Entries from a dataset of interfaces
________________________
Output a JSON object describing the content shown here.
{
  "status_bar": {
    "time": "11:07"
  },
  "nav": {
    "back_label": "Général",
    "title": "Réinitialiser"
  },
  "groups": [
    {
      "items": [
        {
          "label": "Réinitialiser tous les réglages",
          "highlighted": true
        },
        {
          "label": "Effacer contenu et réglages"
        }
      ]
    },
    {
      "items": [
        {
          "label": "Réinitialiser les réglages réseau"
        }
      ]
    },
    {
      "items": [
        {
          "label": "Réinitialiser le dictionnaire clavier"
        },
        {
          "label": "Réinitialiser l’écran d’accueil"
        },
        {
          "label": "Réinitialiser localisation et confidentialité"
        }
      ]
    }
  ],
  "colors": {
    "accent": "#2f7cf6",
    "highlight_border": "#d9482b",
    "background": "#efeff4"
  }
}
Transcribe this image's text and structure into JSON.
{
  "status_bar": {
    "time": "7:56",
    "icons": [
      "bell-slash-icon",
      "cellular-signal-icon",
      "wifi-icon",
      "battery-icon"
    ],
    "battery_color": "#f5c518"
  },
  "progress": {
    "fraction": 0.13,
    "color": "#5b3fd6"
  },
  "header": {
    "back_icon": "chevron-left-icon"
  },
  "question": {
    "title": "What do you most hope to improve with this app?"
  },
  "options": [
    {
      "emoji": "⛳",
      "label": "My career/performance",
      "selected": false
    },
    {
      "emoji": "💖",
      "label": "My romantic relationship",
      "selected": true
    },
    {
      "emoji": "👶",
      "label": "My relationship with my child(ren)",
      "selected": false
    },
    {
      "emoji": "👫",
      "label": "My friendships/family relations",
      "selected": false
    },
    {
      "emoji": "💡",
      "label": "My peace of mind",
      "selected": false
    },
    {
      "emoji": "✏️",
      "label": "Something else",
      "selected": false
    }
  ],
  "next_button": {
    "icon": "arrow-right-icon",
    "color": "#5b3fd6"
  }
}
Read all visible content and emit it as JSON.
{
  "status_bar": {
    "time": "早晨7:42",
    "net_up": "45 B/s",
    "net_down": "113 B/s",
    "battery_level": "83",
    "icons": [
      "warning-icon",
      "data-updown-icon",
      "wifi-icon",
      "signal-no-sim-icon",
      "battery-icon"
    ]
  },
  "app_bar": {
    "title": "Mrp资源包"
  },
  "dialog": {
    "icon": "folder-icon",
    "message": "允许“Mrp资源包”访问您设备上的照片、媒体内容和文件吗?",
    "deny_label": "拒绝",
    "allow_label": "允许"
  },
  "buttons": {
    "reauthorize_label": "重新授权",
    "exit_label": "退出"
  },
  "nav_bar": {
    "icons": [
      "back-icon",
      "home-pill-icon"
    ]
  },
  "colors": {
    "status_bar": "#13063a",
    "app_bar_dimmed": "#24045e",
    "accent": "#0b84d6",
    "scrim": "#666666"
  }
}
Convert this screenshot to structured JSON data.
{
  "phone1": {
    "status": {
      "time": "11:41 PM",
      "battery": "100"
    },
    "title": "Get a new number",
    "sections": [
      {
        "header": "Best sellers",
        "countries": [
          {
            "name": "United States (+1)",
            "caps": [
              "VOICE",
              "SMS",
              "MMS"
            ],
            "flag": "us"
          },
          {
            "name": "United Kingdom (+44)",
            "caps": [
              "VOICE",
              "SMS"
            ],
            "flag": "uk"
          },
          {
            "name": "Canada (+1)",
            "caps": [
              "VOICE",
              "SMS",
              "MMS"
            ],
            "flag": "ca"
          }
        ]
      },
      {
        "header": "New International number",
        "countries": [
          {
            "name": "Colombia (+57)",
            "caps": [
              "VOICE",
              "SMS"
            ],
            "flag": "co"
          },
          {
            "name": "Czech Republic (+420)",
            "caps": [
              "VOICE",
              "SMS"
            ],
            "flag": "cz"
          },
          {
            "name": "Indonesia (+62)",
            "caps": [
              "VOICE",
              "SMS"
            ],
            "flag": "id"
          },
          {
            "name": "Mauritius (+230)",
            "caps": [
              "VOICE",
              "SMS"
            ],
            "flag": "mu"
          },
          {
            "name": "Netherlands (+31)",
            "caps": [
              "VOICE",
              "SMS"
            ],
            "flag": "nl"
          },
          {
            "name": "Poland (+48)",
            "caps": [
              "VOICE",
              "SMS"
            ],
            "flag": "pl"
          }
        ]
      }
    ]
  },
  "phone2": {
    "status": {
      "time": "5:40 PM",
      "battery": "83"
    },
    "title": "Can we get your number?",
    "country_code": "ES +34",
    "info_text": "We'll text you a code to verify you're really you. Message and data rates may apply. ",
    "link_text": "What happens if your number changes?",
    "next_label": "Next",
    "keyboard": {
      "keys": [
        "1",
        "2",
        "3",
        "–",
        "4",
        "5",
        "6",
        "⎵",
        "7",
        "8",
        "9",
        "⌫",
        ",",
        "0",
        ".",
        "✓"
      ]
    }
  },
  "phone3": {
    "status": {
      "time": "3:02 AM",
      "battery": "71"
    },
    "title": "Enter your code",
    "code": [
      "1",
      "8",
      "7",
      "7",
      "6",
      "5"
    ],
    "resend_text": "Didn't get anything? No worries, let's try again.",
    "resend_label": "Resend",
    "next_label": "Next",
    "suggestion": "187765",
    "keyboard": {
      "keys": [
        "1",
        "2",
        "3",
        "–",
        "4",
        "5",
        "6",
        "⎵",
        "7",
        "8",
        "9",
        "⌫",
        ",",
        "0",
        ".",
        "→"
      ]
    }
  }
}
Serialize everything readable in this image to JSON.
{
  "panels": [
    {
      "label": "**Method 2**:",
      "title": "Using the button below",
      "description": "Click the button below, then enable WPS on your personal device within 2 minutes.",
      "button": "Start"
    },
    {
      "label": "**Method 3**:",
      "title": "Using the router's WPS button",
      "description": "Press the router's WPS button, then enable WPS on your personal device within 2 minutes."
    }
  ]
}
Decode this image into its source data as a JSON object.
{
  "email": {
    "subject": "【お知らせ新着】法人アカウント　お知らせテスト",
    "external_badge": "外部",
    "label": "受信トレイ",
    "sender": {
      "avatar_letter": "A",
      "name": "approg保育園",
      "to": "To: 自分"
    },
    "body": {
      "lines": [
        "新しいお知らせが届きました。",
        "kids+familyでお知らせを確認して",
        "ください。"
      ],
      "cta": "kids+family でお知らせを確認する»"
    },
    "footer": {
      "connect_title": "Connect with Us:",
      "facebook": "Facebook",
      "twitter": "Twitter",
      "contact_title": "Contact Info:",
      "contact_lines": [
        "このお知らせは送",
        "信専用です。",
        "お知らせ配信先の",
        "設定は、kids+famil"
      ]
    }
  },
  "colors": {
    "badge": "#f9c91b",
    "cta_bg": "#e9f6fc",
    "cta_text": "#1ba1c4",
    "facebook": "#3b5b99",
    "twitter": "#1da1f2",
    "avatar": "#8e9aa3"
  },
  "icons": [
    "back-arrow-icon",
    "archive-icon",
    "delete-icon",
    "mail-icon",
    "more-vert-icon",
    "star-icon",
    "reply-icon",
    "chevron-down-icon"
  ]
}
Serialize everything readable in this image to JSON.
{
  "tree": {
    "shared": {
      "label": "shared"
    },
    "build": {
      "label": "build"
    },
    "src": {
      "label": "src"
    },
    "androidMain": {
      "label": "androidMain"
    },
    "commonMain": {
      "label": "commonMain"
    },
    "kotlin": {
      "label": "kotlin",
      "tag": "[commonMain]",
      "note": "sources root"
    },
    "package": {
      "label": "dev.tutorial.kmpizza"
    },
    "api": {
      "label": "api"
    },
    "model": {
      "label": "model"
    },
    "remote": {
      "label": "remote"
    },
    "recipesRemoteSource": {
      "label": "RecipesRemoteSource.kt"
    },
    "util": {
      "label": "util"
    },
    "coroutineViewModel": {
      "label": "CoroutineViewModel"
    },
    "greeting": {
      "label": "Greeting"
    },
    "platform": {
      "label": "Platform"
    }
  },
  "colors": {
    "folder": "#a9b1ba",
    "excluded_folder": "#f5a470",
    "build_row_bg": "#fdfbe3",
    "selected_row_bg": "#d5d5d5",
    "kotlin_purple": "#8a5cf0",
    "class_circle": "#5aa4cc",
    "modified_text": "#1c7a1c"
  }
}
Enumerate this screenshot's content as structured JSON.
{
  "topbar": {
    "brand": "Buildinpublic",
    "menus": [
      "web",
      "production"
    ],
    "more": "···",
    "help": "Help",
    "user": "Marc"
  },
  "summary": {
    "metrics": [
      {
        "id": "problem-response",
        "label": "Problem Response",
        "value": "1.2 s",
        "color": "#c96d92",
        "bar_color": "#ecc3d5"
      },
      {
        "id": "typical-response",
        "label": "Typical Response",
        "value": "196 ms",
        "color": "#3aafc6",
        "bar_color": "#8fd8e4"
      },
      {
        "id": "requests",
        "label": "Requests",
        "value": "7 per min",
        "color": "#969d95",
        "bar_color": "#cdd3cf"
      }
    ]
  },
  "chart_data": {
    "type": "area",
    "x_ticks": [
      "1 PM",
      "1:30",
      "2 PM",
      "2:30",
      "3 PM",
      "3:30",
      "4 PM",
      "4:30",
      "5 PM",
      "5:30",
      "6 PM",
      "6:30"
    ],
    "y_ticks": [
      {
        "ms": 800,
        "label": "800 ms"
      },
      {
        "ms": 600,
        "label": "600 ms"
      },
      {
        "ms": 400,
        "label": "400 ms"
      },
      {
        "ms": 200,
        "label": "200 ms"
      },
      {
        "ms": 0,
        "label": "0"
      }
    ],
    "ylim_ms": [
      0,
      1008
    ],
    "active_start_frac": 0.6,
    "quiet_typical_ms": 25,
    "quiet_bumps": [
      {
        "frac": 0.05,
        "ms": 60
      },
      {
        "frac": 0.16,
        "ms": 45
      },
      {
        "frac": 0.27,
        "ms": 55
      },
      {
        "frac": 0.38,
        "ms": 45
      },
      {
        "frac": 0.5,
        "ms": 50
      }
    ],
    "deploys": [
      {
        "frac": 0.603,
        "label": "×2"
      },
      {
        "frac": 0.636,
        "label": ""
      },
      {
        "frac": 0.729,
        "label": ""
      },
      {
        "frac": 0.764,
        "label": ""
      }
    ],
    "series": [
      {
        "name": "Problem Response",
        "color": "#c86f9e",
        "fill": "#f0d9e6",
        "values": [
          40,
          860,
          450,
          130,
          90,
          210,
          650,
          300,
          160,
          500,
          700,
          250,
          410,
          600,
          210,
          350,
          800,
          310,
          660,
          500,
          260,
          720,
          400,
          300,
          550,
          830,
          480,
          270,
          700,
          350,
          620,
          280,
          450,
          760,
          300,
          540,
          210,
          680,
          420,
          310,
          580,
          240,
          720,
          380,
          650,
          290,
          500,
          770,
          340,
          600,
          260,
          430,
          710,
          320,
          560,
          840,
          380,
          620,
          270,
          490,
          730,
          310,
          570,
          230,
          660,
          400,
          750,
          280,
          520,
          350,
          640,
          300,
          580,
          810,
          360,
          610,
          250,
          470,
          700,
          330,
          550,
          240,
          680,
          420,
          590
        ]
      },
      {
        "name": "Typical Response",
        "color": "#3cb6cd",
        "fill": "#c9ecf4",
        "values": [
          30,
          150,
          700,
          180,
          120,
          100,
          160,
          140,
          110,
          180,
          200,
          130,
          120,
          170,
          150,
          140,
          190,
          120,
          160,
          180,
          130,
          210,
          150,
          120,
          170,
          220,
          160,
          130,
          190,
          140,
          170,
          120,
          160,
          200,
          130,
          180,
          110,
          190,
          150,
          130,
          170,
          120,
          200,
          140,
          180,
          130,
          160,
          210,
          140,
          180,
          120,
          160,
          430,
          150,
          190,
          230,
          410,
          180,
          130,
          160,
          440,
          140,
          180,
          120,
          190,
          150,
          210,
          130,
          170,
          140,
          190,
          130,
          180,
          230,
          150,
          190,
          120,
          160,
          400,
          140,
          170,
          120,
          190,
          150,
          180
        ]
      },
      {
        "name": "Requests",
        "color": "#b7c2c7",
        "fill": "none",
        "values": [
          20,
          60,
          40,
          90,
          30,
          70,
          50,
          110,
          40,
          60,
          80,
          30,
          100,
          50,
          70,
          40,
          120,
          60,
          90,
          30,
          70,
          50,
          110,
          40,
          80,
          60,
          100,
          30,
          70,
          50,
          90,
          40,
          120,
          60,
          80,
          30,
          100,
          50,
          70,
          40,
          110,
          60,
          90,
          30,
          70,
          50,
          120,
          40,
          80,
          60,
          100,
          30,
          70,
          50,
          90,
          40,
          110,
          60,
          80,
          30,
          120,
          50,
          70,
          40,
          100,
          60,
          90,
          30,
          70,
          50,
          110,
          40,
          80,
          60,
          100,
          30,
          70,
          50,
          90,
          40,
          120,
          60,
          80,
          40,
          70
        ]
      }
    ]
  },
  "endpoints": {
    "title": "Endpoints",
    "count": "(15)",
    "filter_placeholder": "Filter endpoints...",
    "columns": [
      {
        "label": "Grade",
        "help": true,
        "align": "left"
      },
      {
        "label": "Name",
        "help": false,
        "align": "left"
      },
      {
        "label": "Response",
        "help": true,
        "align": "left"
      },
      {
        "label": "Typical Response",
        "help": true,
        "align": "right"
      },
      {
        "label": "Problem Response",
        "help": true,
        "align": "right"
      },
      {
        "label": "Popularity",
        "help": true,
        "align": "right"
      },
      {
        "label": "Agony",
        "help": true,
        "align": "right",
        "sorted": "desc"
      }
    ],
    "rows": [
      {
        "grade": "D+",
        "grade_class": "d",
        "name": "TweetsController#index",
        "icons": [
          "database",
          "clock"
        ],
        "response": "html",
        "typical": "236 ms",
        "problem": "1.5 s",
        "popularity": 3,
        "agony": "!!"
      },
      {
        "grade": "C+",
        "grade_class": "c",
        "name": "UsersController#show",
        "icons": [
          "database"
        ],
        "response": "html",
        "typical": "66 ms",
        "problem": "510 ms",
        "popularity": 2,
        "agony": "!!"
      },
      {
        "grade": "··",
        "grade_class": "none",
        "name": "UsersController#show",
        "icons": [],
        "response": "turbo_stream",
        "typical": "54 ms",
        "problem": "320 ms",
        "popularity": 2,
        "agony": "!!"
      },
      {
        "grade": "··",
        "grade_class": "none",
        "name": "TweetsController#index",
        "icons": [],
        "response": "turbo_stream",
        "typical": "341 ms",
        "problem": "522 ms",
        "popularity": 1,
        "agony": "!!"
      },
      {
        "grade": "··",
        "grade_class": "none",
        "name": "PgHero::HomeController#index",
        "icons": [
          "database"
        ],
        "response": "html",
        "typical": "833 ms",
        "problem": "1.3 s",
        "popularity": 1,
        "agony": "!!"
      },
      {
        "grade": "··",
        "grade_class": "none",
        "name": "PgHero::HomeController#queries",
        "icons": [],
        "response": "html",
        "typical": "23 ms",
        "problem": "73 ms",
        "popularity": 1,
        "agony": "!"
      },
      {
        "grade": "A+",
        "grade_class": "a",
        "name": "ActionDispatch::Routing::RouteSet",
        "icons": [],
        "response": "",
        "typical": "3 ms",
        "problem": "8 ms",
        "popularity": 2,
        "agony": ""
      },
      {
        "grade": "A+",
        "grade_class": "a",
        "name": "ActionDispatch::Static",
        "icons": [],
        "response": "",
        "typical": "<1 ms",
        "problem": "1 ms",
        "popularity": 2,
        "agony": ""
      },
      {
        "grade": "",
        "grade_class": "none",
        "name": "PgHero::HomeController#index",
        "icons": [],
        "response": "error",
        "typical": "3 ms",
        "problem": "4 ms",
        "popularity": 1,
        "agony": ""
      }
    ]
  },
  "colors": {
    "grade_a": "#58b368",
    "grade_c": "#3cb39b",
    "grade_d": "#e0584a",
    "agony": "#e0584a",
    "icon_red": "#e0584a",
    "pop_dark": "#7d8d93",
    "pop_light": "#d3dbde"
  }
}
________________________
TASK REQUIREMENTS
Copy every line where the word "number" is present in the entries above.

TASK OUTPUT
    "title": "Get a new number",
        "header": "New International number",
    "title": "Can we get your number?",
    "link_text": "What happens if your number changes?",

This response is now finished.